Structure

  • Descriptive Title – The title should be descriptive and include common search terms based on the subject of the document.
  • Introduction – A summary of the procedure, including context of the procedure, a high level purpose of the process and the technology involved.
  • Prerequisites – What needs to be in place before starting the procedure? What is needed to allow the procedure to be completed without disrupting the flow of the procedure?
  • Procedure – Document all steps needed to complete the procedure.

Mechanics

Mechanics can help with the readers’ understanding of the document.

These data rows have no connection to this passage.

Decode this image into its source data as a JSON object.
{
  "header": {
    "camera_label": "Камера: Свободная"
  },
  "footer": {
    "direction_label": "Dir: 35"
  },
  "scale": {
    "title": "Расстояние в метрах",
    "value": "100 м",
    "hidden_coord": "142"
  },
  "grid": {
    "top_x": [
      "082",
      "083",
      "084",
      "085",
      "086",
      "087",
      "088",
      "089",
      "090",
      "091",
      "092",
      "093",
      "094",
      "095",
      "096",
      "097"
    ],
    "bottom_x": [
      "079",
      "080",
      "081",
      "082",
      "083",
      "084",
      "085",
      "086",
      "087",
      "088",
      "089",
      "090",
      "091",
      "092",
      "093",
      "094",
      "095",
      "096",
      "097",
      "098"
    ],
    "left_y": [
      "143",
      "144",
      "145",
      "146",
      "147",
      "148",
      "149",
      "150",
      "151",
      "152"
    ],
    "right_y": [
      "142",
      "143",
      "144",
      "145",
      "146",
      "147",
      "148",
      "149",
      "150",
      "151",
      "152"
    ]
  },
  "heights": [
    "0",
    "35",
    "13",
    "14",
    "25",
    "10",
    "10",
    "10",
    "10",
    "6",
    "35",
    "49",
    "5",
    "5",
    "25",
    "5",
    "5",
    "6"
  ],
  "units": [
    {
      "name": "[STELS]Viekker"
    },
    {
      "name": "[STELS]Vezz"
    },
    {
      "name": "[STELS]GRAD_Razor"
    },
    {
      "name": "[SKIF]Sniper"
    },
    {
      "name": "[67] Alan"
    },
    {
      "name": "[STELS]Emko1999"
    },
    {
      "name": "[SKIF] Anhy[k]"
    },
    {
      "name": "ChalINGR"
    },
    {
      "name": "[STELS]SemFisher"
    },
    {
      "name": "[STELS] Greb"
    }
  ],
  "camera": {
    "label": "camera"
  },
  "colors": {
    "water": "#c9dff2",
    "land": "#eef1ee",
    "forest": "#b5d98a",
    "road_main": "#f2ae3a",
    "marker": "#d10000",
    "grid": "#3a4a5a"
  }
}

  • Screenshots – Screens provide visual ques and context for steps of the process. Use tight screenshots, only including the part of the screen that is focus of the step or process. Do not capture the whole screen.
  • Related Assets – If a step or process is related to another asset (document, configuration, password, user, etc.) include a link to that other asset. This provides both context to the process and allows for quick access to the other asset. Relationships are bi-directional, meaning that a user can move between assets, from a process to a configuration, or from a configuration to a related process. For example, Creating an Active Directory User, linking the steps of the process to an organization AD server, provides information on where to create the user, and when viewing a server knowledge of what services / functions that server provides.
  • Bold Text – Use Bold Text to form onscreen buttons or text to help differentiate them from the rest of the text in a given step or procedure. This allows for text to be skimmed, and a user can quickly find links, text, or buttons that are needed for a process.
  • Italicized Text – Use Italicized Text for examples to also help differentiate them from the rest of the text.

Language

  • Audience – Who will be reading the document? Knowing your audience will help determine if and what jargon, acronyms or slang can / should be used.
  • Assumptions – Document assumptions should be added to the Prerequisites section of the document.
  • Brief – Keeps the steps short, clear and precise.
  • Avoid Time-Sensitive Information – Use job roles instead of an individual’s name, for example.

Reference